Having followed his long-time boss, Rose Marie Roux, out of Minneapolis and into the Minnesota State Bureau of Criminal Apprehension, Lucas Davenport has become a roving troubleshooter who takes on difficult criminal cases statewide. Basically, he "fixes shit" for the governor and attempts to prevent high profile cases from having any adverse political fallout.
When a Russian sailor is shot and killed on the shores of Lake Superior near Duluth, it initially appears to be a relatively insignificant crime. But then it turns out that the sailor may have actually been a Russian spy.

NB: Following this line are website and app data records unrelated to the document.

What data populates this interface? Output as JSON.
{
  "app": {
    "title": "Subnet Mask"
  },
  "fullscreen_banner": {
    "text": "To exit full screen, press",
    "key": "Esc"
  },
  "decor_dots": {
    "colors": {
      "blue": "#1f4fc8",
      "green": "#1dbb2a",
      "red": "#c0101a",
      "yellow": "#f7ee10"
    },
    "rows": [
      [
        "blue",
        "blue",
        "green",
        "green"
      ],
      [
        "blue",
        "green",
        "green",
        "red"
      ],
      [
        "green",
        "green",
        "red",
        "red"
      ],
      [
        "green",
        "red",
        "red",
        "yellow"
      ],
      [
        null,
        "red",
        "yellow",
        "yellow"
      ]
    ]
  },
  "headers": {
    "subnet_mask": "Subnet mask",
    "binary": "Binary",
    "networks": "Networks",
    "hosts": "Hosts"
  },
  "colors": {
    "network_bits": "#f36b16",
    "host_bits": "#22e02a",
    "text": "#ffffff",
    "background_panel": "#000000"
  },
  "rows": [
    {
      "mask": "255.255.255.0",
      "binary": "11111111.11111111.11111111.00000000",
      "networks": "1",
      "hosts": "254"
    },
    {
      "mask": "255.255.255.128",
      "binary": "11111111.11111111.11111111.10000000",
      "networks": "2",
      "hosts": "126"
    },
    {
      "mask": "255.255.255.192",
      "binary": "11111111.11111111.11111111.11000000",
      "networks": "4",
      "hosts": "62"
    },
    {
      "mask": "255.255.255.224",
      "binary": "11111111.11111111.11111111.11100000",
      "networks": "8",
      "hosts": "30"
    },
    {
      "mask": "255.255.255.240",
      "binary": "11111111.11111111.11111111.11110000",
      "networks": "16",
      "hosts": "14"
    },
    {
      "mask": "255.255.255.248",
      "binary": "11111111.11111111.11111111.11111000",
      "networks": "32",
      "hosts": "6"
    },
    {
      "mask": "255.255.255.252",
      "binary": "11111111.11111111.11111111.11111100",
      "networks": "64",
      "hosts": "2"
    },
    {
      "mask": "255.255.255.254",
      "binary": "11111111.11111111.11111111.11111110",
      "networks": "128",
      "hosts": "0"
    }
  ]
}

Even worse, the victim's father is very well-connected in Moscow and so suddenly the case may have international ramifications.
Lucas is assigned to the investigation as is Major Nadezhda Kalin, allegedly a Russian police official, who is sent by Moscow to observe the investigation and to assist where possible. Nadya is very attractive and engaging, but from the git go, Lucas believes that she is not actually a cop, but probably a spy herself.
The case plays out largely in northern Minnesota, up on "The Range," where workers in a string of small communities once mined enormous amounts of iron ore. The residents are hard scrabble, no-nonsense sorts of people, with a tradition of labor activism and radical politics. Unlikely as it seems, some of them may have not yet heard that the Soviet Union has imploded and that the Cold War is over.
As is almost always the case in these books, the reader knows almost immediately the identity of the killer and what unfolds is a game of cat and mouse as Davenport matches wits with the killer. It's a very entertaining story with a unique plot, unlike that of any other Davenport novel. There's plenty of tension and suspense, and the by-play between Lucas and Nadya is worth the price of the book all by itself. There's also a very minor subplot involving Lucas's wife, Weather, and the garage door on their new house that is hilarious. All in all, another great entry in the series.